__WHAT IS REQUIRED__
A verbatim copy of the whole listing is what is needed.

__ENTRIES SUPPLIED__
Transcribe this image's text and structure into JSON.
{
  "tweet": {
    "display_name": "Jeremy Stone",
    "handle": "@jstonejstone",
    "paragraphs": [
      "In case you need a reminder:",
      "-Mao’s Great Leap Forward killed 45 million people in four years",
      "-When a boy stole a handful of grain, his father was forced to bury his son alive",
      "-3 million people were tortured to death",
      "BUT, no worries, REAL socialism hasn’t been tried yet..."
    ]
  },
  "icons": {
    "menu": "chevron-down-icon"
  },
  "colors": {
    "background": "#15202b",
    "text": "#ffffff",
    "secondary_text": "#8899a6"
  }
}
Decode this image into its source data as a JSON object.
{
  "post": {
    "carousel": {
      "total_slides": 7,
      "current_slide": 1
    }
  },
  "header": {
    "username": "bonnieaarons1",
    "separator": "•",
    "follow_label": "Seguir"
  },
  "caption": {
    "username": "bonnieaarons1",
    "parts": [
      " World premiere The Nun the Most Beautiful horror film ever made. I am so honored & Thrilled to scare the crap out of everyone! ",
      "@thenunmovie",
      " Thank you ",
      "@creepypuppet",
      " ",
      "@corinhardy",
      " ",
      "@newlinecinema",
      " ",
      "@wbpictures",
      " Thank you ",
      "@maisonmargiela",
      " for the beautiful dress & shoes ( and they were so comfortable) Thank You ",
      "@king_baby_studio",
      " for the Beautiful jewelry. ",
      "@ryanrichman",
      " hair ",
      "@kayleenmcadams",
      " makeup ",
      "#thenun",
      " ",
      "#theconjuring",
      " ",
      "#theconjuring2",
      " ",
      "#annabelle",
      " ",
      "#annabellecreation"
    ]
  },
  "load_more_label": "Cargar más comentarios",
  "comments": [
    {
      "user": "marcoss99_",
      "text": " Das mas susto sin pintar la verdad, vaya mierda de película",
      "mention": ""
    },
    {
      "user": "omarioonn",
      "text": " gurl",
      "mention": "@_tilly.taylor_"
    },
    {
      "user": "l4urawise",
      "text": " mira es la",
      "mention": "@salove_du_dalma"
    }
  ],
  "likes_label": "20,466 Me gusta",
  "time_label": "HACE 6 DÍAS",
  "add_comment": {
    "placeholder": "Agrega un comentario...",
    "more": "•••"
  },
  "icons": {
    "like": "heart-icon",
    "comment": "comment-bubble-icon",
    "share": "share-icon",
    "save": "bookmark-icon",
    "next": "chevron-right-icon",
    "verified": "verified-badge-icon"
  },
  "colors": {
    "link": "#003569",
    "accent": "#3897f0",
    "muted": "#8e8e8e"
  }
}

__RESULT OF THIS EXERCISE__
Transcribe this image's text and structure into JSON.
{
  "tweet": {
    "display_name": "Jeremy Stone",
    "handle": "@jstonejstone",
    "paragraphs": [
      "In case you need a reminder:",
      "-Mao’s Great Leap Forward killed 45 million people in four years",
      "-When a boy stole a handful of grain, his father was forced to bury his son alive",
      "-3 million people were tortured to death",
      "BUT, no worries, REAL socialism hasn’t been tried yet..."
    ]
  },
  "icons": {
    "menu": "chevron-down-icon"
  },
  "colors": {
    "background": "#15202b",
    "text": "#ffffff",
    "secondary_text": "#8899a6"
  }
}
Decode this image into its source data as a JSON object.
{
  "post": {
    "carousel": {
      "total_slides": 7,
      "current_slide": 1
    }
  },
  "header": {
    "username": "bonnieaarons1",
    "separator": "•",
    "follow_label": "Seguir"
  },
  "caption": {
    "username": "bonnieaarons1",
    "parts": [
      " World premiere The Nun the Most Beautiful horror film ever made. I am so honored & Thrilled to scare the crap out of everyone! ",
      "@thenunmovie",
      " Thank you ",
      "@creepypuppet",
      " ",
      "@corinhardy",
      " ",
      "@newlinecinema",
      " ",
      "@wbpictures",
      " Thank you ",
      "@maisonmargiela",
      " for the beautiful dress & shoes ( and they were so comfortable) Thank You ",
      "@king_baby_studio",
      " for the Beautiful jewelry. ",
      "@ryanrichman",
      " hair ",
      "@kayleenmcadams",
      " makeup ",
      "#thenun",
      " ",
      "#theconjuring",
      " ",
      "#theconjuring2",
      " ",
      "#annabelle",
      " ",
      "#annabellecreation"
    ]
  },
  "load_more_label": "Cargar más comentarios",
  "comments": [
    {
      "user": "marcoss99_",
      "text": " Das mas susto sin pintar la verdad, vaya mierda de película",
      "mention": ""
    },
    {
      "user": "omarioonn",
      "text": " gurl",
      "mention": "@_tilly.taylor_"
    },
    {
      "user": "l4urawise",
      "text": " mira es la",
      "mention": "@salove_du_dalma"
    }
  ],
  "likes_label": "20,466 Me gusta",
  "time_label": "HACE 6 DÍAS",
  "add_comment": {
    "placeholder": "Agrega un comentario...",
    "more": "•••"
  },
  "icons": {
    "like": "heart-icon",
    "comment": "comment-bubble-icon",
    "share": "share-icon",
    "save": "bookmark-icon",
    "next": "chevron-right-icon",
    "verified": "verified-badge-icon"
  },
  "colors": {
    "link": "#003569",
    "accent": "#3897f0",
    "muted": "#8e8e8e"
  }
}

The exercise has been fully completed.